§ EXERCISE GOAL:
Make an exact copy of the entries, taking out every picture.

§ INFORMATION SUPPLIED:
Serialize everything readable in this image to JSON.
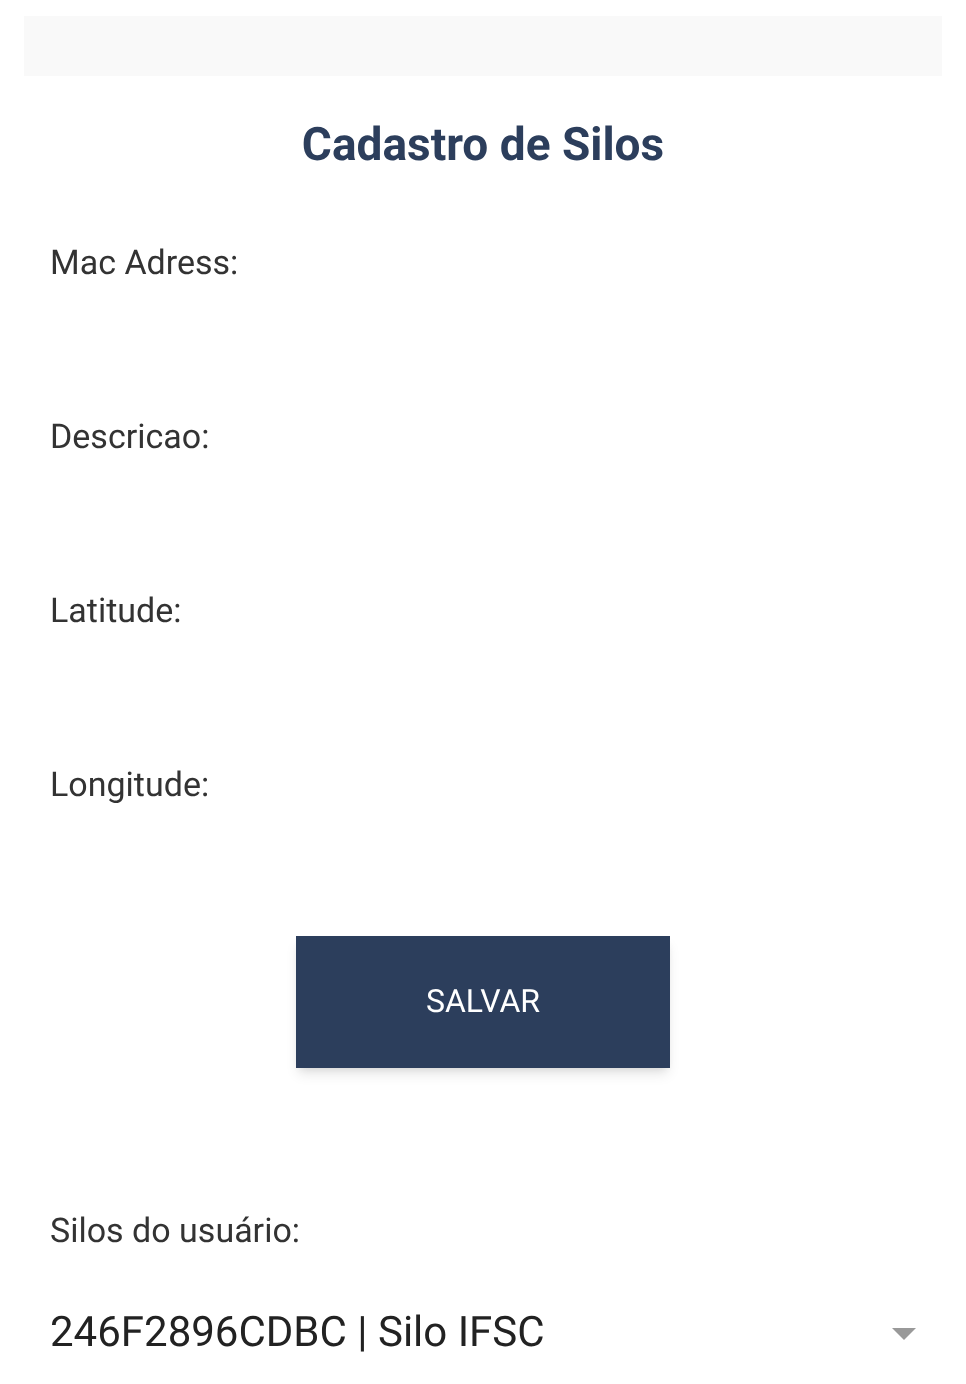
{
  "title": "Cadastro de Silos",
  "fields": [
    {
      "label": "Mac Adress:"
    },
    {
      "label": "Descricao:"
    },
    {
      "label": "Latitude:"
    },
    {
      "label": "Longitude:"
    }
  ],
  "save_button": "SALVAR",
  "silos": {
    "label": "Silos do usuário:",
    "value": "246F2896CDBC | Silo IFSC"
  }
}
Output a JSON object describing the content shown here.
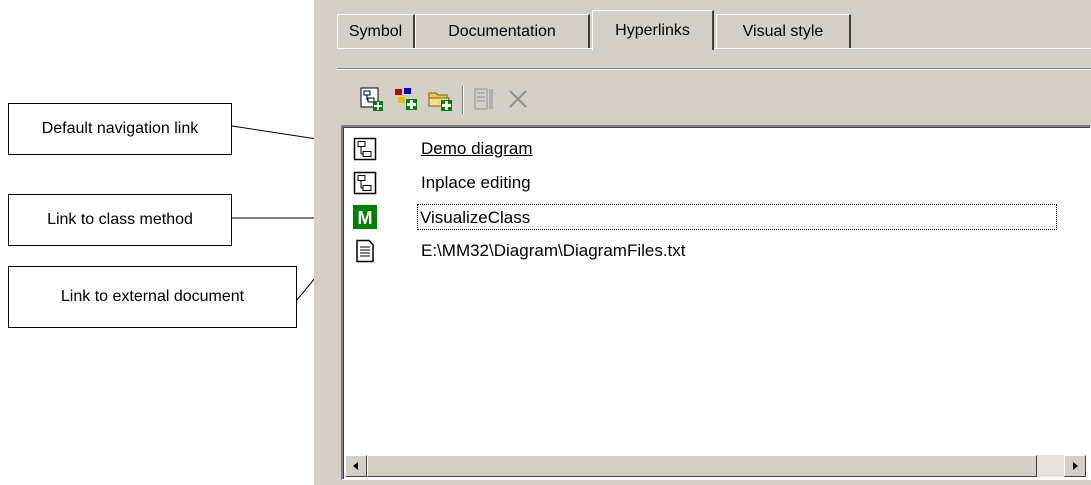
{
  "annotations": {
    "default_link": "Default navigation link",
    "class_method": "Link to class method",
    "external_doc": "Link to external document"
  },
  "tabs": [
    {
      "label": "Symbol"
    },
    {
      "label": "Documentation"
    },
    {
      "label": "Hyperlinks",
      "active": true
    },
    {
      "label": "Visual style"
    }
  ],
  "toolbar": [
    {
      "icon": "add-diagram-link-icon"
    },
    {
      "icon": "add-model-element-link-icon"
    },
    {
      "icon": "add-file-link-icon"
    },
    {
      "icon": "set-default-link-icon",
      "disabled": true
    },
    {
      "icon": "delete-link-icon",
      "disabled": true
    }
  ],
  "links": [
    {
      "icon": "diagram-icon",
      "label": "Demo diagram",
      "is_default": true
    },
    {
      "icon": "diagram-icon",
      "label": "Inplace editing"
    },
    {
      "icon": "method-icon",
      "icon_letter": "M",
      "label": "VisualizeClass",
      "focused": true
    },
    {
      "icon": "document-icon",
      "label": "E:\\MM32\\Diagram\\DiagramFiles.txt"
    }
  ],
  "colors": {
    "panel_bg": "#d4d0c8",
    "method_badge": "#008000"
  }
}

§ THE COMPLETED TASK:
Serialize everything readable in this image to JSON.
{
  "title": "Cadastro de Silos",
  "fields": [
    {
      "label": "Mac Adress:"
    },
    {
      "label": "Descricao:"
    },
    {
      "label": "Latitude:"
    },
    {
      "label": "Longitude:"
    }
  ],
  "save_button": "SALVAR",
  "silos": {
    "label": "Silos do usuário:",
    "value": "246F2896CDBC | Silo IFSC"
  }
}
Output a JSON object describing the content shown here.
{
  "annotations": {
    "default_link": "Default navigation link",
    "class_method": "Link to class method",
    "external_doc": "Link to external document"
  },
  "tabs": [
    {
      "label": "Symbol"
    },
    {
      "label": "Documentation"
    },
    {
      "label": "Hyperlinks",
      "active": true
    },
    {
      "label": "Visual style"
    }
  ],
  "toolbar": [
    {
      "icon": "add-diagram-link-icon"
    },
    {
      "icon": "add-model-element-link-icon"
    },
    {
      "icon": "add-file-link-icon"
    },
    {
      "icon": "set-default-link-icon",
      "disabled": true
    },
    {
      "icon": "delete-link-icon",
      "disabled": true
    }
  ],
  "links": [
    {
      "icon": "diagram-icon",
      "label": "Demo diagram",
      "is_default": true
    },
    {
      "icon": "diagram-icon",
      "label": "Inplace editing"
    },
    {
      "icon": "method-icon",
      "icon_letter": "M",
      "label": "VisualizeClass",
      "focused": true
    },
    {
      "icon": "document-icon",
      "label": "E:\\MM32\\Diagram\\DiagramFiles.txt"
    }
  ],
  "colors": {
    "panel_bg": "#d4d0c8",
    "method_badge": "#008000"
  }
}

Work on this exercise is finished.